Recently re-elected to the seat of Mayor in South Florida’s Broward County, Barbara Sharief has expressed her dedication to continuing the work of growing Broward County’s economy by expanding the influence of local businesses. Her plan of action is centered around the newly issued 2016–2020 Commission Strategic Plan, available to view on the county commission’s website. The plan is based on Sharief’s first outline that was issued in 2013.
Known as Broward Means Business, this entirely self-funded action plan details ways to help improve the financial health of her constituents by enacting programs to provide foreclosure assistance and seminars on navigating through the economic slump and resulting unemployment issues.
“Businesses, big and small, are increasingly choosing to locate and expand in Broward County and these are all positive indicators that our local economy is strong and stable.” — Barbara Sharief

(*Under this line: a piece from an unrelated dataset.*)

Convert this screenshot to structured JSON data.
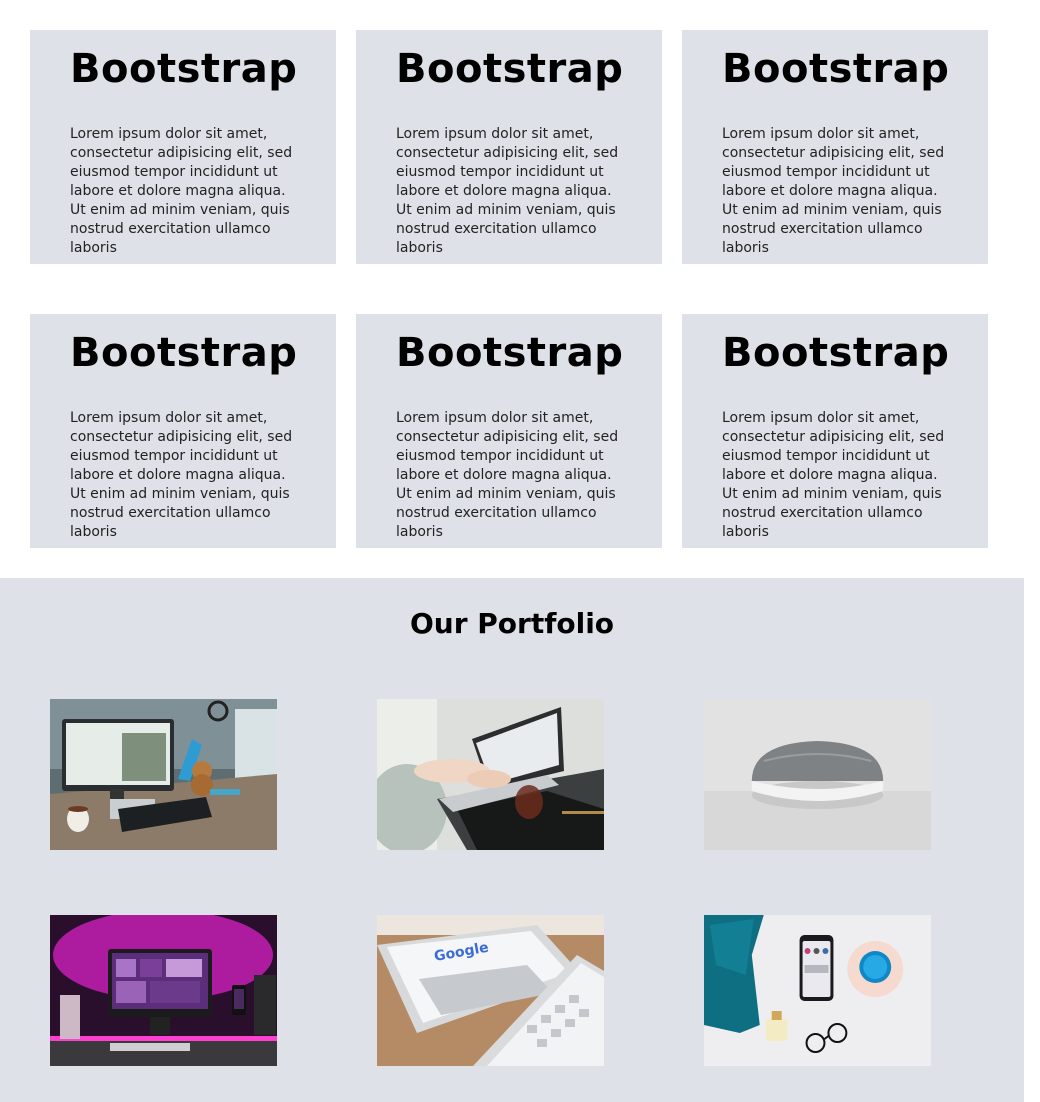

This four-year Strategic Plan focuses on several crucial qualities in regards to South Florida’s economy such as sustainable housing, public transportation systems, financial independence, and promoting culture through the arts. All of which promise to help the local community by providing a stable job market, economic opportunities, as well as humane and comfortable accommodations for all of Broward County’s residents.
Providing Relief From Irma
However, this can be difficult to do in the wake of a natural disaster. Despite all of the preparations and prior experience Florida has with hurricanes, nothing can truly prepare an entire population for the raw power a hurricane can unleash. Especially one large enough to cover the entire state at the same time.
In the aftermath of hurricane Irma, Mayor Barbara Sharief has worked tirelessly to organize relief efforts and reassure the public, even going so far as to lift the city-wide curfew less than 48 hours after the storm had passed, garnering a few raised eyebrows from other city mayors.
“Our goal right now is recovery and restoration, and that means that we need to get people back to work, get essential personnel back to work, get relief for the people who worked for the five days through the storm and get the businesses back up and running,” she said. “No curfew right now is necessary.”
With 89% of the county left without power after Hurricane Irma’s destruction, it was vital for relief personnel to be able to do their jobs quickly and unhindered. And despite the approximately half of the county’s stoplights being out of commission and a significant amount of foliage debris lining the roadways, many of Broward County’s major centers were up and running that Tuesday. Broward College reported that the majority of their power will still on and that classes could resume in the next few days, while Ft. Lauderdale airport had flights scheduled to come in and out with only minor delays expected.